WHAT TO PRODUCE
Your answer must be a single number: how many lines in the records below contain the word "Report".

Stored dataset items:
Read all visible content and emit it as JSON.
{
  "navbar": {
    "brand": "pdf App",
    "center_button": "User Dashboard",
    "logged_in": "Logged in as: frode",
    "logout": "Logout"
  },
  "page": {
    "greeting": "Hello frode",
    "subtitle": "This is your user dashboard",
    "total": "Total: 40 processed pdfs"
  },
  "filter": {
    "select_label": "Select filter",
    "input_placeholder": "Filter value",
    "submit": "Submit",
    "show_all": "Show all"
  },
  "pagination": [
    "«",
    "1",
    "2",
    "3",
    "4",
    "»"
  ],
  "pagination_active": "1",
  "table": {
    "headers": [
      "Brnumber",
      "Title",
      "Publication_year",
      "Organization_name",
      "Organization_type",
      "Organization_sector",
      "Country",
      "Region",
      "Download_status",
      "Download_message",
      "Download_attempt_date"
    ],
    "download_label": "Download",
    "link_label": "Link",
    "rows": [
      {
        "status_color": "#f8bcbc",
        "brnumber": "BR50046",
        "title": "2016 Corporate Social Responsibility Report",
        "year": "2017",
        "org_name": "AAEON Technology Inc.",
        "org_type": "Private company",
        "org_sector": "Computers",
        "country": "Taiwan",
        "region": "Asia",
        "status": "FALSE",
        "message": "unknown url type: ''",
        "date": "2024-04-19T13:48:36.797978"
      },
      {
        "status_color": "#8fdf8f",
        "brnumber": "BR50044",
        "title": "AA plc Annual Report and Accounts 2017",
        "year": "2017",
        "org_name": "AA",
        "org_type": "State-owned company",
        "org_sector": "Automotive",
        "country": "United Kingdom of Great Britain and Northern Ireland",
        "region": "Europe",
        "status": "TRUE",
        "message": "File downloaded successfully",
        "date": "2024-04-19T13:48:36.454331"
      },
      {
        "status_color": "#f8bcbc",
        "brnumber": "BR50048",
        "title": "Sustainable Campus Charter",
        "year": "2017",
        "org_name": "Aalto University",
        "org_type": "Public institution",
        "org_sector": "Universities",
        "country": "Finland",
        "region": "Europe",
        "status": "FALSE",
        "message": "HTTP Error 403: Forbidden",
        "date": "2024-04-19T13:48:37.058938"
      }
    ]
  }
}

YOUR RESPONSE
2